In full and without change, return each entry.
----------
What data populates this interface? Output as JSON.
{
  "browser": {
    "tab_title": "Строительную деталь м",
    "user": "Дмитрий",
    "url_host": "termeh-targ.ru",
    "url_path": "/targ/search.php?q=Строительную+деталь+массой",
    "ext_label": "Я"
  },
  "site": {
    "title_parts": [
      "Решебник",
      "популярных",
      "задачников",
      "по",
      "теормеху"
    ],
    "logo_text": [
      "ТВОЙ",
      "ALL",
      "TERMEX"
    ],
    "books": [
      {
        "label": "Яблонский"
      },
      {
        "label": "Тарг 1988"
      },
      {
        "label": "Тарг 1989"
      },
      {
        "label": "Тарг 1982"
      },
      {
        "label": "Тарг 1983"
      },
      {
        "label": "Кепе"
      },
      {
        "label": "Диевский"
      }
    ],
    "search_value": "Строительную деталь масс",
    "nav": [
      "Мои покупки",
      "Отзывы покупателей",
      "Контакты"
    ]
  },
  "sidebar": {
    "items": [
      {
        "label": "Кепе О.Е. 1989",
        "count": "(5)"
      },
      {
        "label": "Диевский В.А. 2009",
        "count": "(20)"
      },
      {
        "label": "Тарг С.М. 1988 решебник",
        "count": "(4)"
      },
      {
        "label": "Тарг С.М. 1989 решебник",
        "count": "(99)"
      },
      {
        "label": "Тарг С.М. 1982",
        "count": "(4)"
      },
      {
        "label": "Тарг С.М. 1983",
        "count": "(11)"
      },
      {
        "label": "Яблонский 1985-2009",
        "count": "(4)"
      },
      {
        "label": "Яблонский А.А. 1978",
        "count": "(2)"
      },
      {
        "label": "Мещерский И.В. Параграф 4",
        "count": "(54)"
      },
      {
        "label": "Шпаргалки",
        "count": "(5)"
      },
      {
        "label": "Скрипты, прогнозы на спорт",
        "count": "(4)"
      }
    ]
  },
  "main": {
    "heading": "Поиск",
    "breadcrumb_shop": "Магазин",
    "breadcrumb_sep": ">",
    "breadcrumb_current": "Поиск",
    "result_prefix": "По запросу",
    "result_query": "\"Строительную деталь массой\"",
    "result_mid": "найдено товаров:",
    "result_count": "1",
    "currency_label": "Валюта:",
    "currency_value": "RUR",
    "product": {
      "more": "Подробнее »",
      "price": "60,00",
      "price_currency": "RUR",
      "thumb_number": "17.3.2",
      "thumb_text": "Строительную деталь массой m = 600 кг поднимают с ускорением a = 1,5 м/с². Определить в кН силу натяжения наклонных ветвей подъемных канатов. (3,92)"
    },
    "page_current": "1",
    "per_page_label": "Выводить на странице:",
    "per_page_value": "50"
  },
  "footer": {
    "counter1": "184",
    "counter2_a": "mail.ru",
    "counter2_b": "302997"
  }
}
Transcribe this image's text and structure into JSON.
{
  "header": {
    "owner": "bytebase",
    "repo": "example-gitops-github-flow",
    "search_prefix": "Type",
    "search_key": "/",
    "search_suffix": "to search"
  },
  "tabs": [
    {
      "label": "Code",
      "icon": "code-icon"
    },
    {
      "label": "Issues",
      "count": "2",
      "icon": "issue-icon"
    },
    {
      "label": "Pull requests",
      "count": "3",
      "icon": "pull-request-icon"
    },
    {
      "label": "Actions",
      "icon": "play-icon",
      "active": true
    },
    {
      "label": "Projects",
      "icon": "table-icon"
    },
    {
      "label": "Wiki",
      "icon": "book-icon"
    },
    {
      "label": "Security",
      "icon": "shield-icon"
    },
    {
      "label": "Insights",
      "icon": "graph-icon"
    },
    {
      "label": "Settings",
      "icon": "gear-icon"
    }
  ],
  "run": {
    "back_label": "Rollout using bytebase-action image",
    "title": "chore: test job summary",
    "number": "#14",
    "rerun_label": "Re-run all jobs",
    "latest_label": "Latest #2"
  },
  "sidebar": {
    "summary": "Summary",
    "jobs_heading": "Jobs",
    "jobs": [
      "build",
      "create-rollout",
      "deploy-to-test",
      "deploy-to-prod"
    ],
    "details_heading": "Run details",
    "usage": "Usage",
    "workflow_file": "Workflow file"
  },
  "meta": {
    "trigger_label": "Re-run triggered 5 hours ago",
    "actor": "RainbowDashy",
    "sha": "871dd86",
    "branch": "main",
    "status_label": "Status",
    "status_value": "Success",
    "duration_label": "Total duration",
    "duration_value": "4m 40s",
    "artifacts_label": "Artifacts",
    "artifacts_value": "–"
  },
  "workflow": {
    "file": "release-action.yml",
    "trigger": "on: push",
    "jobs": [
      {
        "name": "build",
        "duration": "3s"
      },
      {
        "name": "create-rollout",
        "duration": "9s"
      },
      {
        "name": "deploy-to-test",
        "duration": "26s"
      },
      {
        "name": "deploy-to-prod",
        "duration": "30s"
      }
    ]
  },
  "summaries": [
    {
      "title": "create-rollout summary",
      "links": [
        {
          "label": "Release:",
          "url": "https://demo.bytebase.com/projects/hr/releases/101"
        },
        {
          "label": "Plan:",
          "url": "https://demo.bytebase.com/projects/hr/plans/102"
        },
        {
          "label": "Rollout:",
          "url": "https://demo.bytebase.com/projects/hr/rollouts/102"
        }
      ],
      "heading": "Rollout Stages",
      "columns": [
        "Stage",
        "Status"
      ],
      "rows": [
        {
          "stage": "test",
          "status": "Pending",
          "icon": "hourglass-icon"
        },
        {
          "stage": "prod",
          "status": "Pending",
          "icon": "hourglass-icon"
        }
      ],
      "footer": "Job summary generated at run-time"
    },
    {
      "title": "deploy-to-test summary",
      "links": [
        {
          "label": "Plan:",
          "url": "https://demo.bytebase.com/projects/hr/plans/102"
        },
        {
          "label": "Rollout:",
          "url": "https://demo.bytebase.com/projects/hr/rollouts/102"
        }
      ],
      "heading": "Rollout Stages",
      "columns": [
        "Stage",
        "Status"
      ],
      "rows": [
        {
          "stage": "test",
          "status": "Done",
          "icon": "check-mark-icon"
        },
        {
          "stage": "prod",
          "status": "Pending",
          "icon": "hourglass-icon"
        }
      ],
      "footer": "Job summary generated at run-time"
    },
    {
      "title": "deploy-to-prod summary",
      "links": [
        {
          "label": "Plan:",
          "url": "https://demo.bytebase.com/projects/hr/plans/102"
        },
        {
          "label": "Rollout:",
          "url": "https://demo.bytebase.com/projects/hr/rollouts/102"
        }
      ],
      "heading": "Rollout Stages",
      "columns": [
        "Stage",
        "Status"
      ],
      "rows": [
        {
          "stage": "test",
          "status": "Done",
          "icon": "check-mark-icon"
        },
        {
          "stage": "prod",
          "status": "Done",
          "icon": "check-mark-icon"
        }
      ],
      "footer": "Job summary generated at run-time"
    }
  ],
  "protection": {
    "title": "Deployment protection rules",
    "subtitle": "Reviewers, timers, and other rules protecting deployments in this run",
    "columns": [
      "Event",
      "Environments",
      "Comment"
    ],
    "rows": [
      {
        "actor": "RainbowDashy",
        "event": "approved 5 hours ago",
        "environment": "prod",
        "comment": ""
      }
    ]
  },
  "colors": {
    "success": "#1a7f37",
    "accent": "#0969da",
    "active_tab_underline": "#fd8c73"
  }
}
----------
### Response box
What data populates this interface? Output as JSON.
{
  "browser": {
    "tab_title": "Строительную деталь м",
    "user": "Дмитрий",
    "url_host": "termeh-targ.ru",
    "url_path": "/targ/search.php?q=Строительную+деталь+массой",
    "ext_label": "Я"
  },
  "site": {
    "title_parts": [
      "Решебник",
      "популярных",
      "задачников",
      "по",
      "теормеху"
    ],
    "logo_text": [
      "ТВОЙ",
      "ALL",
      "TERMEX"
    ],
    "books": [
      {
        "label": "Яблонский"
      },
      {
        "label": "Тарг 1988"
      },
      {
        "label": "Тарг 1989"
      },
      {
        "label": "Тарг 1982"
      },
      {
        "label": "Тарг 1983"
      },
      {
        "label": "Кепе"
      },
      {
        "label": "Диевский"
      }
    ],
    "search_value": "Строительную деталь масс",
    "nav": [
      "Мои покупки",
      "Отзывы покупателей",
      "Контакты"
    ]
  },
  "sidebar": {
    "items": [
      {
        "label": "Кепе О.Е. 1989",
        "count": "(5)"
      },
      {
        "label": "Диевский В.А. 2009",
        "count": "(20)"
      },
      {
        "label": "Тарг С.М. 1988 решебник",
        "count": "(4)"
      },
      {
        "label": "Тарг С.М. 1989 решебник",
        "count": "(99)"
      },
      {
        "label": "Тарг С.М. 1982",
        "count": "(4)"
      },
      {
        "label": "Тарг С.М. 1983",
        "count": "(11)"
      },
      {
        "label": "Яблонский 1985-2009",
        "count": "(4)"
      },
      {
        "label": "Яблонский А.А. 1978",
        "count": "(2)"
      },
      {
        "label": "Мещерский И.В. Параграф 4",
        "count": "(54)"
      },
      {
        "label": "Шпаргалки",
        "count": "(5)"
      },
      {
        "label": "Скрипты, прогнозы на спорт",
        "count": "(4)"
      }
    ]
  },
  "main": {
    "heading": "Поиск",
    "breadcrumb_shop": "Магазин",
    "breadcrumb_sep": ">",
    "breadcrumb_current": "Поиск",
    "result_prefix": "По запросу",
    "result_query": "\"Строительную деталь массой\"",
    "result_mid": "найдено товаров:",
    "result_count": "1",
    "currency_label": "Валюта:",
    "currency_value": "RUR",
    "product": {
      "more": "Подробнее »",
      "price": "60,00",
      "price_currency": "RUR",
      "thumb_number": "17.3.2",
      "thumb_text": "Строительную деталь массой m = 600 кг поднимают с ускорением a = 1,5 м/с². Определить в кН силу натяжения наклонных ветвей подъемных канатов. (3,92)"
    },
    "page_current": "1",
    "per_page_label": "Выводить на странице:",
    "per_page_value": "50"
  },
  "footer": {
    "counter1": "184",
    "counter2_a": "mail.ru",
    "counter2_b": "302997"
  }
}
Transcribe this image's text and structure into JSON.
{
  "header": {
    "owner": "bytebase",
    "repo": "example-gitops-github-flow",
    "search_prefix": "Type",
    "search_key": "/",
    "search_suffix": "to search"
  },
  "tabs": [
    {
      "label": "Code",
      "icon": "code-icon"
    },
    {
      "label": "Issues",
      "count": "2",
      "icon": "issue-icon"
    },
    {
      "label": "Pull requests",
      "count": "3",
      "icon": "pull-request-icon"
    },
    {
      "label": "Actions",
      "icon": "play-icon",
      "active": true
    },
    {
      "label": "Projects",
      "icon": "table-icon"
    },
    {
      "label": "Wiki",
      "icon": "book-icon"
    },
    {
      "label": "Security",
      "icon": "shield-icon"
    },
    {
      "label": "Insights",
      "icon": "graph-icon"
    },
    {
      "label": "Settings",
      "icon": "gear-icon"
    }
  ],
  "run": {
    "back_label": "Rollout using bytebase-action image",
    "title": "chore: test job summary",
    "number": "#14",
    "rerun_label": "Re-run all jobs",
    "latest_label": "Latest #2"
  },
  "sidebar": {
    "summary": "Summary",
    "jobs_heading": "Jobs",
    "jobs": [
      "build",
      "create-rollout",
      "deploy-to-test",
      "deploy-to-prod"
    ],
    "details_heading": "Run details",
    "usage": "Usage",
    "workflow_file": "Workflow file"
  },
  "meta": {
    "trigger_label": "Re-run triggered 5 hours ago",
    "actor": "RainbowDashy",
    "sha": "871dd86",
    "branch": "main",
    "status_label": "Status",
    "status_value": "Success",
    "duration_label": "Total duration",
    "duration_value": "4m 40s",
    "artifacts_label": "Artifacts",
    "artifacts_value": "–"
  },
  "workflow": {
    "file": "release-action.yml",
    "trigger": "on: push",
    "jobs": [
      {
        "name": "build",
        "duration": "3s"
      },
      {
        "name": "create-rollout",
        "duration": "9s"
      },
      {
        "name": "deploy-to-test",
        "duration": "26s"
      },
      {
        "name": "deploy-to-prod",
        "duration": "30s"
      }
    ]
  },
  "summaries": [
    {
      "title": "create-rollout summary",
      "links": [
        {
          "label": "Release:",
          "url": "https://demo.bytebase.com/projects/hr/releases/101"
        },
        {
          "label": "Plan:",
          "url": "https://demo.bytebase.com/projects/hr/plans/102"
        },
        {
          "label": "Rollout:",
          "url": "https://demo.bytebase.com/projects/hr/rollouts/102"
        }
      ],
      "heading": "Rollout Stages",
      "columns": [
        "Stage",
        "Status"
      ],
      "rows": [
        {
          "stage": "test",
          "status": "Pending",
          "icon": "hourglass-icon"
        },
        {
          "stage": "prod",
          "status": "Pending",
          "icon": "hourglass-icon"
        }
      ],
      "footer": "Job summary generated at run-time"
    },
    {
      "title": "deploy-to-test summary",
      "links": [
        {
          "label": "Plan:",
          "url": "https://demo.bytebase.com/projects/hr/plans/102"
        },
        {
          "label": "Rollout:",
          "url": "https://demo.bytebase.com/projects/hr/rollouts/102"
        }
      ],
      "heading": "Rollout Stages",
      "columns": [
        "Stage",
        "Status"
      ],
      "rows": [
        {
          "stage": "test",
          "status": "Done",
          "icon": "check-mark-icon"
        },
        {
          "stage": "prod",
          "status": "Pending",
          "icon": "hourglass-icon"
        }
      ],
      "footer": "Job summary generated at run-time"
    },
    {
      "title": "deploy-to-prod summary",
      "links": [
        {
          "label": "Plan:",
          "url": "https://demo.bytebase.com/projects/hr/plans/102"
        },
        {
          "label": "Rollout:",
          "url": "https://demo.bytebase.com/projects/hr/rollouts/102"
        }
      ],
      "heading": "Rollout Stages",
      "columns": [
        "Stage",
        "Status"
      ],
      "rows": [
        {
          "stage": "test",
          "status": "Done",
          "icon": "check-mark-icon"
        },
        {
          "stage": "prod",
          "status": "Done",
          "icon": "check-mark-icon"
        }
      ],
      "footer": "Job summary generated at run-time"
    }
  ],
  "protection": {
    "title": "Deployment protection rules",
    "subtitle": "Reviewers, timers, and other rules protecting deployments in this run",
    "columns": [
      "Event",
      "Environments",
      "Comment"
    ],
    "rows": [
      {
        "actor": "RainbowDashy",
        "event": "approved 5 hours ago",
        "environment": "prod",
        "comment": ""
      }
    ]
  },
  "colors": {
    "success": "#1a7f37",
    "accent": "#0969da",
    "active_tab_underline": "#fd8c73"
  }
}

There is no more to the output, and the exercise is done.